By Gus Herrera
At their latest regular meeting, the Pasadena Unified School District’s (PUSD) Board of Education ratified a symbolic gesture of support for Pasadena’s citizen-driven effort to place a rent control charter amendment on the Nov. 6, 2018 ballot.
In a rare 4-0-3 vote (Board Members Roy Boulghourjian, Kimberly Kenne, Lawrence Torres abstained), the board approved Resolution 2448 – formally placing the school district in support of the Pasadena Fair and Equitable Housing Charter Amendment.
The proposed charter amendment, filed by the Pasadena Tenants Union (PTU) in November 2017, hopes to establish rent control for units that are part of multi-unit complexes, built prior to 1995.
According to a statement released by the PTU, the proposed rent control will be regulated by a five-person board, to be appointed by the city council. The board, which will operate independently of the city council and city attorney, “will establish regulations, determine the allowable annual rent adjustment, hear individual rent adjustment petitions, and go to court to enforce the measure.”

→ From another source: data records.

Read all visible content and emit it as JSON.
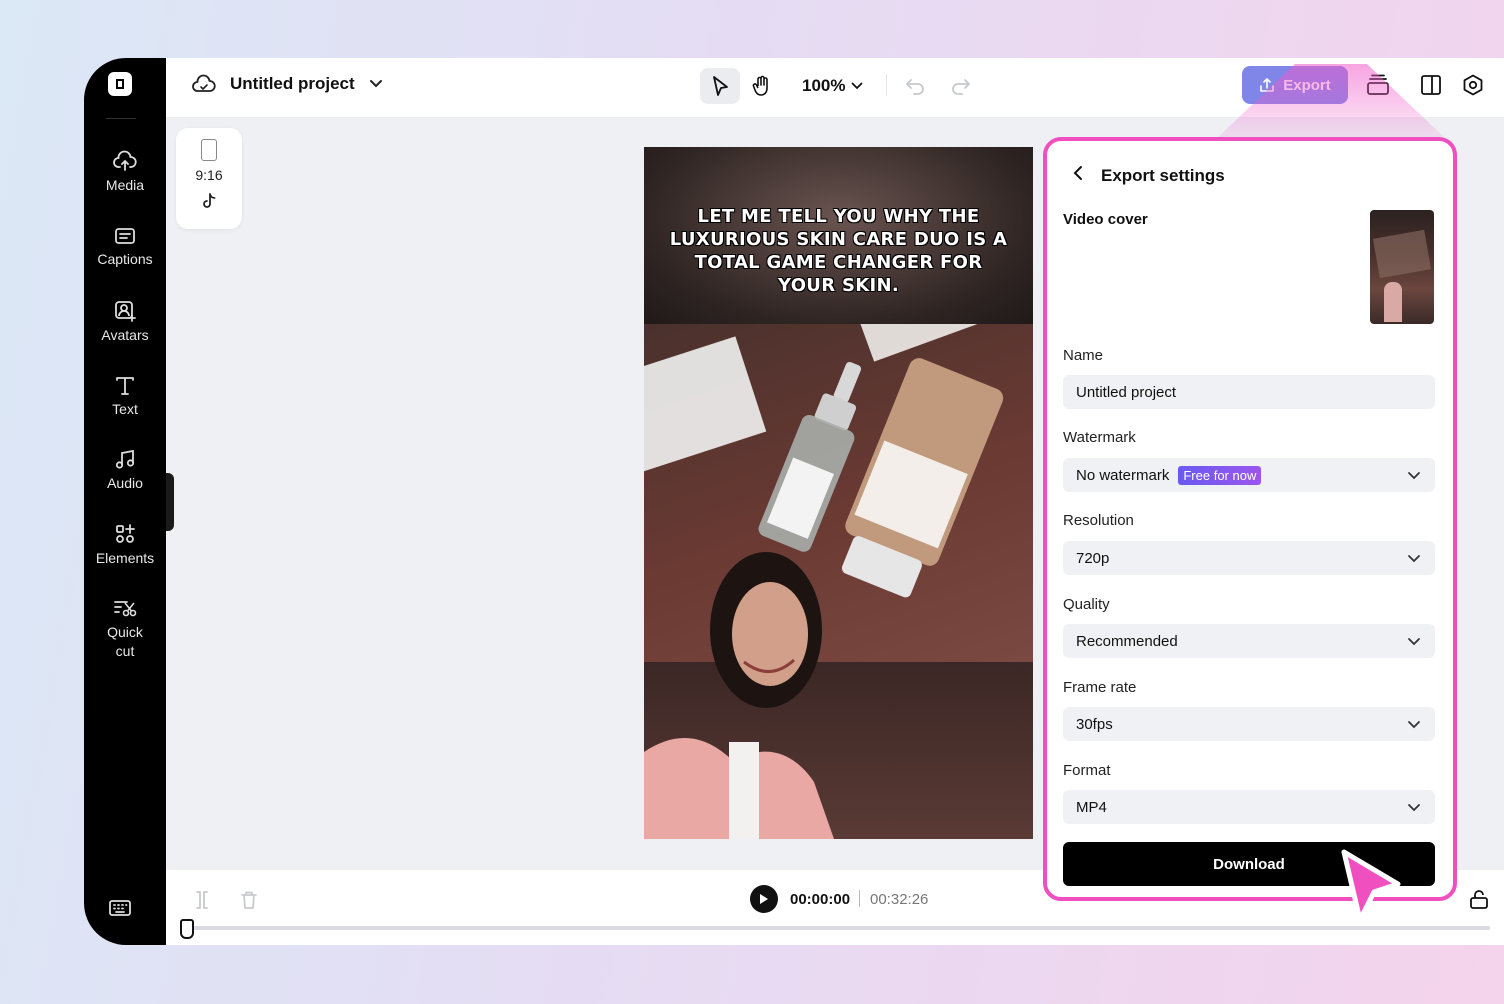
{
  "project": {
    "title": "Untitled project"
  },
  "toolbar": {
    "zoom": "100%",
    "export_label": "Export"
  },
  "sidebar": {
    "items": [
      {
        "label": "Media",
        "icon": "cloud-upload-icon"
      },
      {
        "label": "Captions",
        "icon": "captions-icon"
      },
      {
        "label": "Avatars",
        "icon": "avatar-icon"
      },
      {
        "label": "Text",
        "icon": "text-icon"
      },
      {
        "label": "Audio",
        "icon": "music-note-icon"
      },
      {
        "label": "Elements",
        "icon": "elements-icon"
      },
      {
        "label": "Quick\ncut",
        "icon": "quick-cut-icon"
      }
    ]
  },
  "canvas": {
    "ratio_label": "9:16",
    "caption": "LET ME TELL YOU WHY THE LUXURIOUS SKIN CARE DUO IS A TOTAL GAME CHANGER FOR YOUR SKIN."
  },
  "playback": {
    "current_time": "00:00:00",
    "total_time": "00:32:26"
  },
  "export_panel": {
    "title": "Export settings",
    "video_cover_label": "Video cover",
    "name_label": "Name",
    "name_value": "Untitled project",
    "watermark_label": "Watermark",
    "watermark_value": "No watermark",
    "watermark_badge": "Free for now",
    "resolution_label": "Resolution",
    "resolution_value": "720p",
    "quality_label": "Quality",
    "quality_value": "Recommended",
    "frame_rate_label": "Frame rate",
    "frame_rate_value": "30fps",
    "format_label": "Format",
    "format_value": "MP4",
    "download_label": "Download"
  },
  "colors": {
    "accent_export": "#7f86e8",
    "highlight_border": "#f04fbf",
    "badge_purple": "#7b4ef0"
  }
}
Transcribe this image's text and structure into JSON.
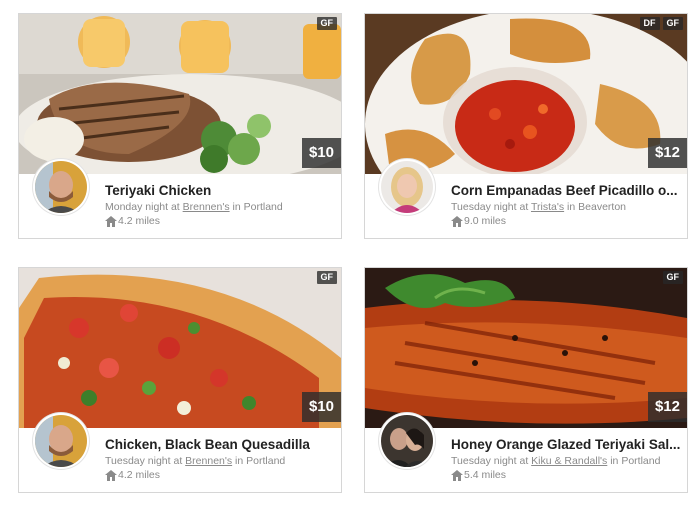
{
  "meals": [
    {
      "title": "Teriyaki Chicken",
      "when": "Monday night at",
      "host_place": "Brennen's",
      "in_text": "in",
      "city": "Portland",
      "distance": "4.2 miles",
      "price": "$10",
      "badges": [
        "GF"
      ],
      "avatar": "bald-man-avatar",
      "photo": "teriyaki-chicken-photo"
    },
    {
      "title": "Corn Empanadas Beef Picadillo o...",
      "when": "Tuesday night at",
      "host_place": "Trista's",
      "in_text": "in",
      "city": "Beaverton",
      "distance": "9.0 miles",
      "price": "$12",
      "badges": [
        "DF",
        "GF"
      ],
      "avatar": "blonde-woman-avatar",
      "photo": "empanadas-photo"
    },
    {
      "title": "Chicken, Black Bean Quesadilla",
      "when": "Tuesday night at",
      "host_place": "Brennen's",
      "in_text": "in",
      "city": "Portland",
      "distance": "4.2 miles",
      "price": "$10",
      "badges": [
        "GF"
      ],
      "avatar": "bald-man-avatar",
      "photo": "quesadilla-photo"
    },
    {
      "title": "Honey Orange Glazed Teriyaki Sal...",
      "when": "Tuesday night at",
      "host_place": "Kiku & Randall's",
      "in_text": "in",
      "city": "Portland",
      "distance": "5.4 miles",
      "price": "$12",
      "badges": [
        "GF"
      ],
      "avatar": "couple-avatar",
      "photo": "glazed-salmon-photo"
    }
  ],
  "icons": {
    "distance": "home-icon"
  }
}
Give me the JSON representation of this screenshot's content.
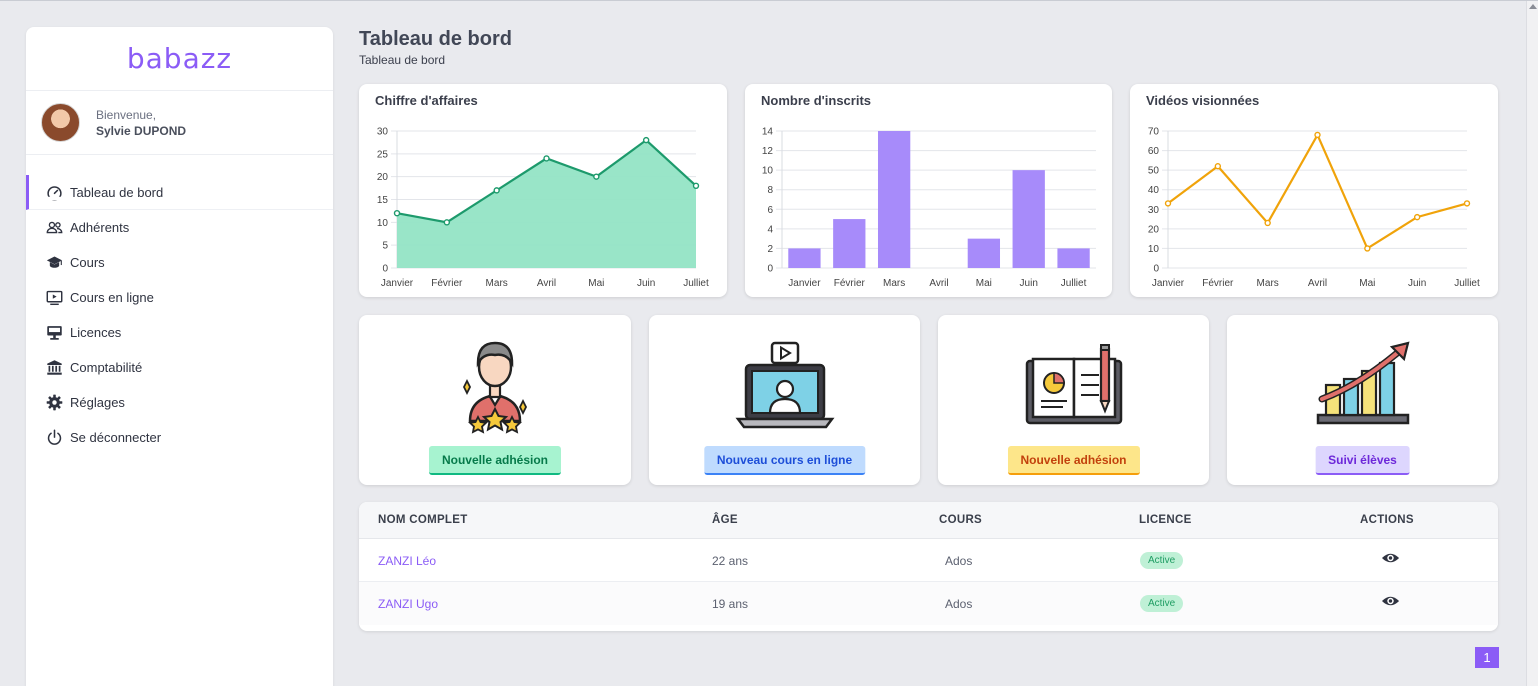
{
  "app": {
    "logo": "babazz"
  },
  "user": {
    "welcome": "Bienvenue,",
    "name": "Sylvie DUPOND"
  },
  "nav": [
    {
      "label": "Tableau de bord",
      "icon": "gauge-icon",
      "active": true
    },
    {
      "label": "Adhérents",
      "icon": "users-icon"
    },
    {
      "label": "Cours",
      "icon": "graduation-cap-icon"
    },
    {
      "label": "Cours en ligne",
      "icon": "video-screen-icon"
    },
    {
      "label": "Licences",
      "icon": "monitor-icon"
    },
    {
      "label": "Comptabilité",
      "icon": "bank-icon"
    },
    {
      "label": "Réglages",
      "icon": "gear-icon"
    },
    {
      "label": "Se déconnecter",
      "icon": "power-icon"
    }
  ],
  "header": {
    "title": "Tableau de bord",
    "breadcrumb": "Tableau de bord"
  },
  "chart_data": [
    {
      "type": "area",
      "title": "Chiffre d'affaires",
      "categories": [
        "Janvier",
        "Février",
        "Mars",
        "Avril",
        "Mai",
        "Juin",
        "Julliet"
      ],
      "values": [
        12,
        10,
        17,
        24,
        20,
        28,
        18
      ],
      "ylim": [
        0,
        30
      ],
      "yticks": [
        0,
        5,
        10,
        15,
        20,
        25,
        30
      ],
      "color": "#1d9a6c",
      "fill": "#93e4c5",
      "grid": true
    },
    {
      "type": "bar",
      "title": "Nombre d'inscrits",
      "categories": [
        "Janvier",
        "Février",
        "Mars",
        "Avril",
        "Mai",
        "Juin",
        "Julliet"
      ],
      "values": [
        2,
        5,
        14,
        0,
        3,
        10,
        2
      ],
      "ylim": [
        0,
        14
      ],
      "yticks": [
        0,
        2,
        4,
        6,
        8,
        10,
        12,
        14
      ],
      "color": "#a78bfa",
      "grid": true
    },
    {
      "type": "line",
      "title": "Vidéos visionnées",
      "categories": [
        "Janvier",
        "Février",
        "Mars",
        "Avril",
        "Mai",
        "Juin",
        "Julliet"
      ],
      "values": [
        33,
        52,
        23,
        68,
        10,
        26,
        33
      ],
      "ylim": [
        0,
        70
      ],
      "yticks": [
        0,
        10,
        20,
        30,
        40,
        50,
        60,
        70
      ],
      "color": "#f0a30a",
      "grid": true
    }
  ],
  "actions": [
    {
      "label": "Nouvelle adhésion",
      "illustration": "member-stars-illustration",
      "bg": "#a7f3d0",
      "fg": "#067a4a",
      "border": "#10b981"
    },
    {
      "label": "Nouveau cours en ligne",
      "illustration": "laptop-video-illustration",
      "bg": "#bfdbfe",
      "fg": "#1d4ed8",
      "border": "#3b82f6"
    },
    {
      "label": "Nouvelle adhésion",
      "illustration": "book-chart-illustration",
      "bg": "#fde68a",
      "fg": "#c2410c",
      "border": "#f59e0b"
    },
    {
      "label": "Suivi élèves",
      "illustration": "growth-chart-illustration",
      "bg": "#ddd6fe",
      "fg": "#6d28d9",
      "border": "#8b5cf6"
    }
  ],
  "table": {
    "headers": [
      "NOM COMPLET",
      "ÂGE",
      "COURS",
      "LICENCE",
      "ACTIONS"
    ],
    "rows": [
      {
        "name": "ZANZI Léo",
        "age": "22 ans",
        "course": "Ados",
        "license": "Active"
      },
      {
        "name": "ZANZI Ugo",
        "age": "19 ans",
        "course": "Ados",
        "license": "Active"
      }
    ]
  },
  "pagination": {
    "page": "1"
  }
}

Landlords will still be able to raise rent annually, “by the percentage increase of the Consumer Price Index,” but any annual increase would be capped at 4.5 percent. The city currently has no cap on the amount of times a landlord can raise rent within a single year.
The proposed charter amendment will also include a “just cause” component, wherein landlords may not evict a tenant without citing a specific lease violation (i.e. non-payment of rent, unlawful activity, or other “serious causes”). This stands in contrast to the city’s current provisions, under which a landlord “may evict good tenants without cause with as little as a 30-day notice in some cases,” per the PTU.
Landlords would also be “prohibited from retaliating or harassing their tenants for reporting violations of the measure.”
With the average rent for a one-bedroom unit having risen 51.7 percent in the past six years (according to the PTU), the idea of rent control has been percolating for quite some time now but has failed to gain traction with the mayor or city council (three of whom are known landlords).
That said, as a renter-majority city – the U.S. Census Bureau 2010-2014 American Community Survey revealed that 56 percent of Pasadena’s residents are renters – Pasadena has quickly witnessed the rise of a grassroots movement intent on imposing citizen-led legislation.
“Because city council has done nothing to address these concerns, city residents are now petitioning voters through a ballot initiative to provide housing stability for renters,” reads the PTU’s statement.
PUSD Board Member Scott Phelps, who placed the item on the meeting’s agenda, urged his colleagues to seize the opportunity to take some form of action, albeit symbolically, “here’s an opportunity where [we] could do something for the families that are leaving the district.”
Although Phelps recognized the uphill battle that the proposed charter amendment still faces to be placed on the ballot – volunteers must gather close to 13,000 signatures before the May deadline – and even acknowledged the mayor’s opposition to the charter amendment, he remained steadfast to the cause, “I just feel … as a board member … my job is to think about our families,” he said.
Board Member Patrick Cahalan, who revealed that his gut response “as a ‘policy wonk guy’ is to say ‘no’” to rent control, admitted that under the current circumstances rent control is indeed the appropriate policy tool to help the district.
“Nobody is going to deny that rents are crushingly high in Pasadena, they are absurdly high … this is something we can do … [it] is a symbolic gesture, but I think it’s kind of an important one in support of the families … that we have in this district,” he said.
Board Member Michelle Richardson-Bailey also supported the resolution, “I think we all agree that the housing issue in this community has had a direct impact on the decline of enrollment in our district.”
“I’m looking forward to … joining you all in the field,” said Bailey to the volunteers in the audience.
Board Member Elizabeth Pomeroy cast the fourth vote in support of the resolution, while Boulghourjian, Kenne, and Torres chose to abstain.